  While reflecting on, "[w]e see truth when we set our mind towards the infinite", I recalled a passage from Sadhna that had resonated with me the most. Here is that much cherished passage:   "Knowledge is partial, because our intellect is an instrument, it is only a part of us, it can give us information about things which can be divided and analysed, and whose properties can be classified part by part. But Brahma is perfect, and knowledge which is partial can never be a knowledge of him.   But he can be known by joy, by love. For joy is knowledge in its completeness, it is knowing by our whole being. Intellect sets us apart from the things to be known, but love knows its object by fusion. Such knowledge is immediate and admits no doubt. It is the same as knowing our own selves, only more so."   In this passage, 'For joy is knowledge in its completeness, it is knowing by our whole being' has a deep felt sense for me, yet it is difficult to express this sense within the context of everyday experiences.    Perhaps in practicing to experience 'knowledge in its completeness'  lies the joyous realization of the presence of, "The ideal of truth... in the consciousness of the whole" in our whole being with immediacy and without any doubt similar to how we may feel in knowing our own selves, only more so.    See full.

 

While reflecting on, "[w]e see truth when we set our mind towards the infinite", I recalled a passage from Sadhna that had resonated with me the most. Here is that much cherished passage:

 

"Knowledge is partial, because our intellect is an instrument, it is only a part of us, it can give us information about things which can be divided and analysed, and whose properties can be classified part by part. But Brahma is perfect, and knowledge which is partial can never be a knowledge of him.

 

But he can be known by joy, by love. For joy is knowledge in its completeness, it is knowing by our whole being. Intellect sets us apart from the things to be known, but love knows its object by fusion. Such knowledge is immediate and admits no doubt. It is the same as knowing our own selves, only more so."

 

In this passage, 'For joy is knowledge in its completeness, it is knowing by our whole being' has a deep felt sense for me, yet it is difficult to express this sense within the context of everyday experiences. 

 

Perhaps in practicing to experience 'knowledge in its completeness'  lies the joyous realization of the presence of, "The ideal of truth... in the consciousness of the whole" in our whole being with immediacy and without any doubt similar to how we may feel in knowing our own selves, only more so.

 

Hide full comment.

 

A Neuron with Imagination, by Francisco Ramos Stierle

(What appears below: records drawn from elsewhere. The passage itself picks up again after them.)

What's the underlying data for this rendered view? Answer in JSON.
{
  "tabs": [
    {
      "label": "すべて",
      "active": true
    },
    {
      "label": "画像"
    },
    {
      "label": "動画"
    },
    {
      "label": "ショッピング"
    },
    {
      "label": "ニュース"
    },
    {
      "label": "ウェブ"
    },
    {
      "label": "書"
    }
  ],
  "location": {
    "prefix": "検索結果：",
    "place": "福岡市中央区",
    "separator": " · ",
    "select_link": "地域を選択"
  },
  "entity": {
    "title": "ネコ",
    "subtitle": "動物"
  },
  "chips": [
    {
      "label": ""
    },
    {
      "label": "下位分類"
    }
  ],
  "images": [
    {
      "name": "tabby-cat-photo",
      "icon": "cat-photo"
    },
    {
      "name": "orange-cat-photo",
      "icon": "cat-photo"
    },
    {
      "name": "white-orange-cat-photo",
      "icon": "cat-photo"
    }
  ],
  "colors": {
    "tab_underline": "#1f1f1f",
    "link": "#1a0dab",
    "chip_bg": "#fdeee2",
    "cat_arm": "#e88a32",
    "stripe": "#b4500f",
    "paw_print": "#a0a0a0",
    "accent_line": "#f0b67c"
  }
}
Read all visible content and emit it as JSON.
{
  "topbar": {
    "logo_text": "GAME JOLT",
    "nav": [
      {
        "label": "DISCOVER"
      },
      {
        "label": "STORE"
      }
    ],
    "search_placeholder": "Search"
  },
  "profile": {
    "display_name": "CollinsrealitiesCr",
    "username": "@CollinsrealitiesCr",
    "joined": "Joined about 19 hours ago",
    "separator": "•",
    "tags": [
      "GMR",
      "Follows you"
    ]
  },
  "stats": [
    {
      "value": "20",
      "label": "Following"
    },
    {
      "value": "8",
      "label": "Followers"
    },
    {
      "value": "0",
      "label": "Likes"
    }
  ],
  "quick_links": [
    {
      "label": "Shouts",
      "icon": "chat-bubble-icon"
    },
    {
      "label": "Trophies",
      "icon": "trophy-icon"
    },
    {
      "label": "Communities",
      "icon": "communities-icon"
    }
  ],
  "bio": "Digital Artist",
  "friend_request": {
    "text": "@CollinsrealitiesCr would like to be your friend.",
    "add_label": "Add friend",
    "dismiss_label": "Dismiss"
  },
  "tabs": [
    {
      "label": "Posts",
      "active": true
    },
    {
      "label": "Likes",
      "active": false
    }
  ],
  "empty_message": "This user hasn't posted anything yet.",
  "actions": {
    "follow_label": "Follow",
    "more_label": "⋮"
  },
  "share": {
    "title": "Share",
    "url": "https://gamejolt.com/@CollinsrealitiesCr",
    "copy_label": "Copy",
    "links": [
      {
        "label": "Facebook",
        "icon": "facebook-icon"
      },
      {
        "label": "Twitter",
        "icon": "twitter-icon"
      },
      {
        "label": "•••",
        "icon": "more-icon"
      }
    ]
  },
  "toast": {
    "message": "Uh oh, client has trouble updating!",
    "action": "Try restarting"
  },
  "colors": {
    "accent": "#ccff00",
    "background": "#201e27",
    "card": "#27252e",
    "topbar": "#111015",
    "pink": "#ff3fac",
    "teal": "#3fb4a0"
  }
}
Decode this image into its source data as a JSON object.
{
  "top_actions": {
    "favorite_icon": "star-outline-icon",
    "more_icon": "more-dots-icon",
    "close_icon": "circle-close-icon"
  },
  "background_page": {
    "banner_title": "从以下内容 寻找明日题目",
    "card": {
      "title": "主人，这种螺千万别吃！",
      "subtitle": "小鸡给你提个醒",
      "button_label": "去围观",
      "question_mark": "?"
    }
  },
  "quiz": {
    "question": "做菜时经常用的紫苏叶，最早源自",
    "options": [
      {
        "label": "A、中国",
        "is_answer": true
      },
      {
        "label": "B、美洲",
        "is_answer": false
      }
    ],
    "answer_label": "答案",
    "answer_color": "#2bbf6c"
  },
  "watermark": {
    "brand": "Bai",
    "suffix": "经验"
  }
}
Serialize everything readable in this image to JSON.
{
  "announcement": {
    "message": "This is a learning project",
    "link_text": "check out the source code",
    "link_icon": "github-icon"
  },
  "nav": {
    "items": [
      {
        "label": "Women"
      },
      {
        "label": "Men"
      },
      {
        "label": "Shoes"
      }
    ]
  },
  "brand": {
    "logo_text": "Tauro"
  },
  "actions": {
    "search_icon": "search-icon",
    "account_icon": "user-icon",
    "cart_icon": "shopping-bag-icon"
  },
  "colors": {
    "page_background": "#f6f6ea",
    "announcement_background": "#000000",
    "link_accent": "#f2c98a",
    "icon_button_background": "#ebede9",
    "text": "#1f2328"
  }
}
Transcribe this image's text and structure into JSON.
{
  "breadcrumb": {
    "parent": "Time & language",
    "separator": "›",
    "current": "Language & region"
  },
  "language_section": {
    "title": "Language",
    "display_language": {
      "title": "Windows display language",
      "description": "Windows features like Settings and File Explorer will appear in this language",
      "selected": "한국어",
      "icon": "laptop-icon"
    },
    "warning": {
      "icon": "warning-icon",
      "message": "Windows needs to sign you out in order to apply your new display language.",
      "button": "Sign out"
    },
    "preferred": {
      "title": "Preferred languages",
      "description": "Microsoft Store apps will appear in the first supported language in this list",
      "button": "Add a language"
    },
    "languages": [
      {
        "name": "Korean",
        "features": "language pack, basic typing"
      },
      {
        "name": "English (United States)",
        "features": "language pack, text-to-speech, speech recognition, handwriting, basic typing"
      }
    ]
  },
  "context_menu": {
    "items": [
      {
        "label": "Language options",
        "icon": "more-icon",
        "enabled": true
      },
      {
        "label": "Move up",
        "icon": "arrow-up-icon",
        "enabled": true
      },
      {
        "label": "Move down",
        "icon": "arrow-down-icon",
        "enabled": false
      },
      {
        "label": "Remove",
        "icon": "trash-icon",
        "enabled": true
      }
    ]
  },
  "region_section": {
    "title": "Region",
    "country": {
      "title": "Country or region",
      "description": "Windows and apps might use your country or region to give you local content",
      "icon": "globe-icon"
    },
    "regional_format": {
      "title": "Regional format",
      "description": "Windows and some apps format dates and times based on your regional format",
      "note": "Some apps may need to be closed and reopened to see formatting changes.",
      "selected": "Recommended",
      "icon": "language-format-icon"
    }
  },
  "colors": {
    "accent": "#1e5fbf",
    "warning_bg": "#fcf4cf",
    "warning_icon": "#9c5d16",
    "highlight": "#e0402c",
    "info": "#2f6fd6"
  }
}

FaceBook  On Sep 24, 2010 Shariq wrote:

Thank you for sharing Pancho's insightful perspective. Pancho's thoughts on vulnerability resonates with my own research on this topic and also bring to mind the thoughtful interview that Richard Whittaker had conducted with Professor Charles Bigger (see attached). Professor Bigger shares this precious insight in the interview, "... I think aesthetic education would be so important early. To develop people's vulnerabilities."